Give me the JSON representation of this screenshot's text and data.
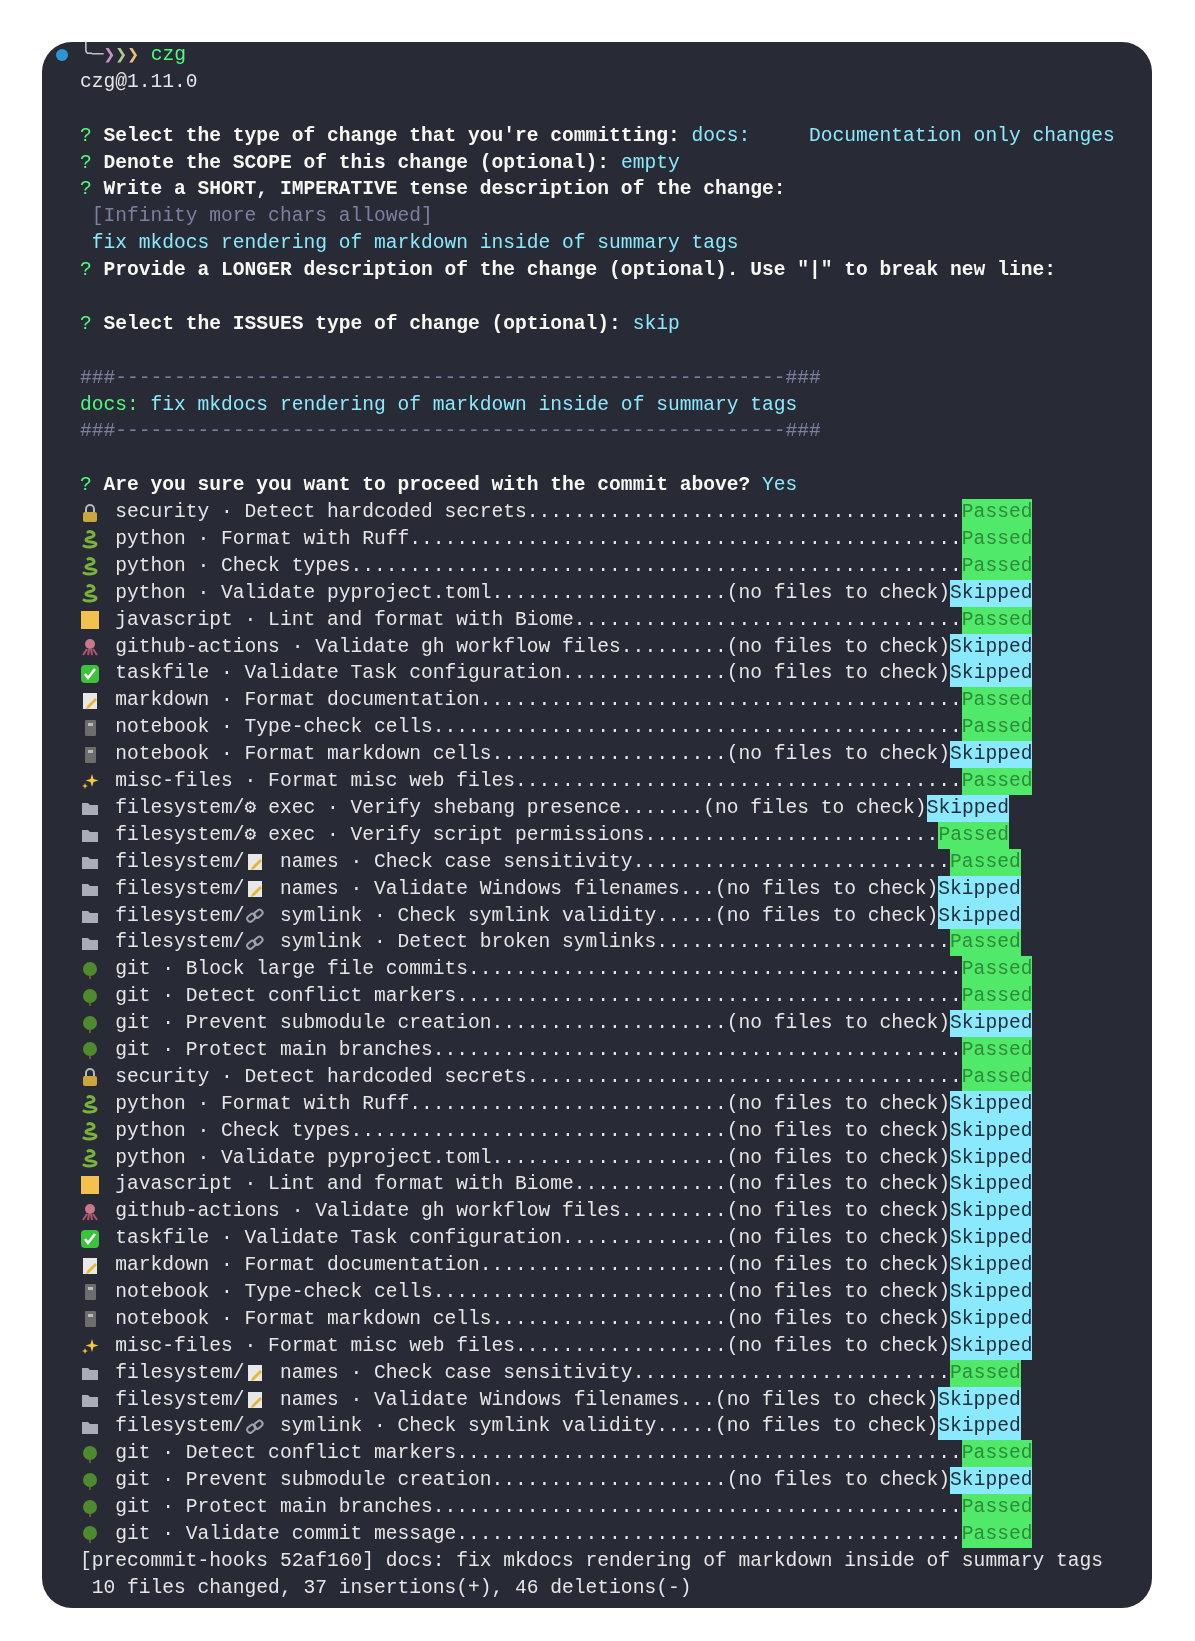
{
  "terminal": {
    "lines": [
      {
        "kind": "prompt",
        "connector": "╰─",
        "arrows": [
          {
            "char": "❯",
            "color": "#c792c8"
          },
          {
            "char": "❯",
            "color": "#b5c98a"
          },
          {
            "char": "❯",
            "color": "#e6c07b"
          }
        ],
        "command": "czg"
      },
      {
        "kind": "text",
        "text": "czg@1.11.0"
      },
      {
        "kind": "blank"
      },
      {
        "kind": "question",
        "mark": "?",
        "label": "Select the type of change that you're committing:",
        "answer": "docs:     Documentation only changes"
      },
      {
        "kind": "question",
        "mark": "?",
        "label": "Denote the SCOPE of this change (optional):",
        "answer": "empty"
      },
      {
        "kind": "question",
        "mark": "?",
        "label": "Write a SHORT, IMPERATIVE tense description of the change:"
      },
      {
        "kind": "hint",
        "text": "[Infinity more chars allowed]"
      },
      {
        "kind": "input",
        "text": "fix mkdocs rendering of markdown inside of summary tags"
      },
      {
        "kind": "question",
        "mark": "?",
        "label": "Provide a LONGER description of the change (optional). Use \"|\" to break new line:"
      },
      {
        "kind": "blank"
      },
      {
        "kind": "question",
        "mark": "?",
        "label": "Select the ISSUES type of change (optional):",
        "answer": "skip"
      },
      {
        "kind": "blank"
      },
      {
        "kind": "rule",
        "text": "###---------------------------------------------------------###"
      },
      {
        "kind": "commit",
        "type": "docs:",
        "subject": "fix mkdocs rendering of markdown inside of summary tags"
      },
      {
        "kind": "rule",
        "text": "###---------------------------------------------------------###"
      },
      {
        "kind": "blank"
      },
      {
        "kind": "question",
        "mark": "?",
        "label": "Are you sure you want to proceed with the commit above?",
        "answer": "Yes"
      }
    ],
    "hooks": [
      {
        "kind": "lock",
        "text": "security · Detect hardcoded secrets.....................................",
        "status": {
          "kind": "passed",
          "text": "Passed"
        }
      },
      {
        "kind": "snake",
        "text": "python · Format with Ruff...............................................",
        "status": {
          "kind": "passed",
          "text": "Passed"
        }
      },
      {
        "kind": "snake",
        "text": "python · Check types....................................................",
        "status": {
          "kind": "passed",
          "text": "Passed"
        }
      },
      {
        "kind": "snake",
        "text": "python · Validate pyproject.toml....................(no files to check)",
        "status": {
          "kind": "skipped",
          "text": "Skipped"
        }
      },
      {
        "kind": "square",
        "text": "javascript · Lint and format with Biome.................................",
        "status": {
          "kind": "passed",
          "text": "Passed"
        }
      },
      {
        "kind": "octopus",
        "text": "github-actions · Validate gh workflow files.........(no files to check)",
        "status": {
          "kind": "skipped",
          "text": "Skipped"
        }
      },
      {
        "kind": "check",
        "text": "taskfile · Validate Task configuration..............(no files to check)",
        "status": {
          "kind": "skipped",
          "text": "Skipped"
        }
      },
      {
        "kind": "memo",
        "text": "markdown · Format documentation.........................................",
        "status": {
          "kind": "passed",
          "text": "Passed"
        }
      },
      {
        "kind": "notebook",
        "text": "notebook · Type-check cells.............................................",
        "status": {
          "kind": "passed",
          "text": "Passed"
        }
      },
      {
        "kind": "notebook",
        "text": "notebook · Format markdown cells....................(no files to check)",
        "status": {
          "kind": "skipped",
          "text": "Skipped"
        }
      },
      {
        "kind": "sparkles",
        "text": "misc-files · Format misc web files......................................",
        "status": {
          "kind": "passed",
          "text": "Passed"
        }
      },
      {
        "kind": "folder",
        "text": "filesystem/⚙ exec · Verify shebang presence.......(no files to check)",
        "status": {
          "kind": "skipped",
          "text": "Skipped"
        }
      },
      {
        "kind": "folder",
        "text": "filesystem/⚙ exec · Verify script permissions.........................",
        "status": {
          "kind": "passed",
          "text": "Passed"
        }
      },
      {
        "kind": "folder",
        "scope": {
          "kind": "memo",
          "text": "filesystem/"
        },
        "text": " names · Check case sensitivity...........................",
        "status": {
          "kind": "passed",
          "text": "Passed"
        }
      },
      {
        "kind": "folder",
        "scope": {
          "kind": "memo",
          "text": "filesystem/"
        },
        "text": " names · Validate Windows filenames...(no files to check)",
        "status": {
          "kind": "skipped",
          "text": "Skipped"
        }
      },
      {
        "kind": "folder",
        "scope": {
          "kind": "link",
          "text": "filesystem/"
        },
        "text": " symlink · Check symlink validity.....(no files to check)",
        "status": {
          "kind": "skipped",
          "text": "Skipped"
        }
      },
      {
        "kind": "folder",
        "scope": {
          "kind": "link",
          "text": "filesystem/"
        },
        "text": " symlink · Detect broken symlinks.........................",
        "status": {
          "kind": "passed",
          "text": "Passed"
        }
      },
      {
        "kind": "tree",
        "text": "git · Block large file commits..........................................",
        "status": {
          "kind": "passed",
          "text": "Passed"
        }
      },
      {
        "kind": "tree",
        "text": "git · Detect conflict markers...........................................",
        "status": {
          "kind": "passed",
          "text": "Passed"
        }
      },
      {
        "kind": "tree",
        "text": "git · Prevent submodule creation....................(no files to check)",
        "status": {
          "kind": "skipped",
          "text": "Skipped"
        }
      },
      {
        "kind": "tree",
        "text": "git · Protect main branches.............................................",
        "status": {
          "kind": "passed",
          "text": "Passed"
        }
      },
      {
        "kind": "lock",
        "text": "security · Detect hardcoded secrets.....................................",
        "status": {
          "kind": "passed",
          "text": "Passed"
        }
      },
      {
        "kind": "snake",
        "text": "python · Format with Ruff...........................(no files to check)",
        "status": {
          "kind": "skipped",
          "text": "Skipped"
        }
      },
      {
        "kind": "snake",
        "text": "python · Check types................................(no files to check)",
        "status": {
          "kind": "skipped",
          "text": "Skipped"
        }
      },
      {
        "kind": "snake",
        "text": "python · Validate pyproject.toml....................(no files to check)",
        "status": {
          "kind": "skipped",
          "text": "Skipped"
        }
      },
      {
        "kind": "square",
        "text": "javascript · Lint and format with Biome.............(no files to check)",
        "status": {
          "kind": "skipped",
          "text": "Skipped"
        }
      },
      {
        "kind": "octopus",
        "text": "github-actions · Validate gh workflow files.........(no files to check)",
        "status": {
          "kind": "skipped",
          "text": "Skipped"
        }
      },
      {
        "kind": "check",
        "text": "taskfile · Validate Task configuration..............(no files to check)",
        "status": {
          "kind": "skipped",
          "text": "Skipped"
        }
      },
      {
        "kind": "memo",
        "text": "markdown · Format documentation.....................(no files to check)",
        "status": {
          "kind": "skipped",
          "text": "Skipped"
        }
      },
      {
        "kind": "notebook",
        "text": "notebook · Type-check cells.........................(no files to check)",
        "status": {
          "kind": "skipped",
          "text": "Skipped"
        }
      },
      {
        "kind": "notebook",
        "text": "notebook · Format markdown cells....................(no files to check)",
        "status": {
          "kind": "skipped",
          "text": "Skipped"
        }
      },
      {
        "kind": "sparkles",
        "text": "misc-files · Format misc web files..................(no files to check)",
        "status": {
          "kind": "skipped",
          "text": "Skipped"
        }
      },
      {
        "kind": "folder",
        "scope": {
          "kind": "memo",
          "text": "filesystem/"
        },
        "text": " names · Check case sensitivity...........................",
        "status": {
          "kind": "passed",
          "text": "Passed"
        }
      },
      {
        "kind": "folder",
        "scope": {
          "kind": "memo",
          "text": "filesystem/"
        },
        "text": " names · Validate Windows filenames...(no files to check)",
        "status": {
          "kind": "skipped",
          "text": "Skipped"
        }
      },
      {
        "kind": "folder",
        "scope": {
          "kind": "link",
          "text": "filesystem/"
        },
        "text": " symlink · Check symlink validity.....(no files to check)",
        "status": {
          "kind": "skipped",
          "text": "Skipped"
        }
      },
      {
        "kind": "tree",
        "text": "git · Detect conflict markers...........................................",
        "status": {
          "kind": "passed",
          "text": "Passed"
        }
      },
      {
        "kind": "tree",
        "text": "git · Prevent submodule creation....................(no files to check)",
        "status": {
          "kind": "skipped",
          "text": "Skipped"
        }
      },
      {
        "kind": "tree",
        "text": "git · Protect main branches.............................................",
        "status": {
          "kind": "passed",
          "text": "Passed"
        }
      },
      {
        "kind": "tree",
        "text": "git · Validate commit message...........................................",
        "status": {
          "kind": "passed",
          "text": "Passed"
        }
      }
    ],
    "output": [
      {
        "kind": "commit-info",
        "text": "[precommit-hooks 52af160] docs: fix mkdocs rendering of markdown inside of summary tags"
      },
      {
        "kind": "stats",
        "text": "10 files changed, 37 insertions(+), 46 deletions(-)"
      }
    ]
  }
}
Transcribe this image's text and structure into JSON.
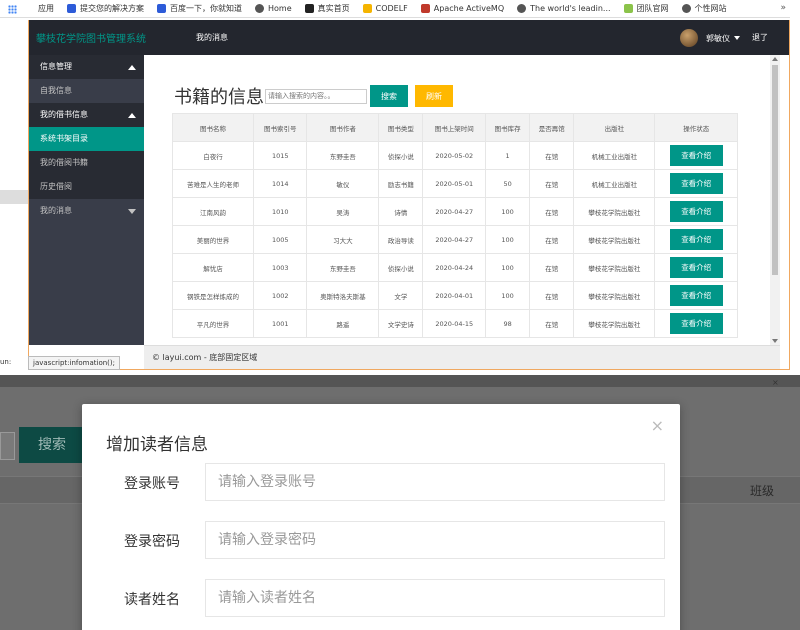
{
  "bookmarks": [
    {
      "label": "应用",
      "icon": "apps-icon",
      "color": "#4285f4"
    },
    {
      "label": "提交您的解决方案",
      "icon": "paw-icon",
      "color": "#2d5bd8"
    },
    {
      "label": "百度一下，你就知道",
      "icon": "paw-icon",
      "color": "#2d5bd8"
    },
    {
      "label": "Home",
      "icon": "globe-icon",
      "color": "#555555"
    },
    {
      "label": "真实首页",
      "icon": "dt-icon",
      "color": "#222222"
    },
    {
      "label": "CODELF",
      "icon": "codelf-icon",
      "color": "#f5b400"
    },
    {
      "label": "Apache ActiveMQ",
      "icon": "feather-icon",
      "color": "#c0392b"
    },
    {
      "label": "The world's leadin...",
      "icon": "globe-icon",
      "color": "#555555"
    },
    {
      "label": "团队官网",
      "icon": "leaf-icon",
      "color": "#8bc34a"
    },
    {
      "label": "个性网站",
      "icon": "globe-icon",
      "color": "#555555"
    }
  ],
  "bookmarks_more": "»",
  "header": {
    "logo": "攀枝花学院图书管理系统",
    "nav": "我的消息",
    "user_name": "郭敏仪",
    "logout": "退了"
  },
  "sidebar": {
    "items": [
      {
        "label": "信息管理",
        "kind": "group",
        "caret": "up"
      },
      {
        "label": "自我信息",
        "kind": "item"
      },
      {
        "label": "我的借书信息",
        "kind": "group",
        "caret": "up"
      },
      {
        "label": "系统书架目录",
        "kind": "active"
      },
      {
        "label": "我的借阅书籍",
        "kind": "sub"
      },
      {
        "label": "历史借阅",
        "kind": "sub"
      },
      {
        "label": "我的消息",
        "kind": "item",
        "caret": "down"
      }
    ]
  },
  "main": {
    "title": "书籍的信息",
    "search_placeholder": "请输入搜索的内容。。",
    "search_button": "搜索",
    "reset_button": "刷新"
  },
  "table": {
    "headers": [
      "图书名称",
      "图书索引号",
      "图书作者",
      "图书类型",
      "图书上架时间",
      "图书库存",
      "是否再馆",
      "出版社",
      "操作状态"
    ],
    "rows": [
      [
        "白夜行",
        "1015",
        "东野圭吾",
        "侦探小说",
        "2020-05-02",
        "1",
        "在馆",
        "机械工业出版社",
        "查看介绍"
      ],
      [
        "苦难是人生的老师",
        "1014",
        "敏仪",
        "励志书籍",
        "2020-05-01",
        "50",
        "在馆",
        "机械工业出版社",
        "查看介绍"
      ],
      [
        "江南风韵",
        "1010",
        "吴涛",
        "诗情",
        "2020-04-27",
        "100",
        "在馆",
        "攀枝花学院出版社",
        "查看介绍"
      ],
      [
        "美丽的世界",
        "1005",
        "习大大",
        "政治导读",
        "2020-04-27",
        "100",
        "在馆",
        "攀枝花学院出版社",
        "查看介绍"
      ],
      [
        "解忧店",
        "1003",
        "东野圭吾",
        "侦探小说",
        "2020-04-24",
        "100",
        "在馆",
        "攀枝花学院出版社",
        "查看介绍"
      ],
      [
        "钢铁是怎样炼成的",
        "1002",
        "奥斯特洛夫斯基",
        "文学",
        "2020-04-01",
        "100",
        "在馆",
        "攀枝花学院出版社",
        "查看介绍"
      ],
      [
        "平凡的世界",
        "1001",
        "路遥",
        "文学史诗",
        "2020-04-15",
        "98",
        "在馆",
        "攀枝花学院出版社",
        "查看介绍"
      ]
    ]
  },
  "footer": "© layui.com - 底部固定区域",
  "status_link": "javascript:infomation();",
  "status_left": "un:",
  "lower": {
    "search_button": "搜索",
    "column_header": "班级",
    "close": "×"
  },
  "modal": {
    "title": "增加读者信息",
    "close": "×",
    "fields": [
      {
        "label": "登录账号",
        "placeholder": "请输入登录账号"
      },
      {
        "label": "登录密码",
        "placeholder": "请输入登录密码"
      },
      {
        "label": "读者姓名",
        "placeholder": "请输入读者姓名"
      }
    ]
  },
  "colors": {
    "accent": "#009688",
    "warning": "#ffb800",
    "header_bg": "#23262e",
    "sidebar_bg": "#393d49"
  }
}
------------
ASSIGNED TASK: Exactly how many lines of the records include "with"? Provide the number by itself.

ANSWER FOR THIS EXERCISE: 5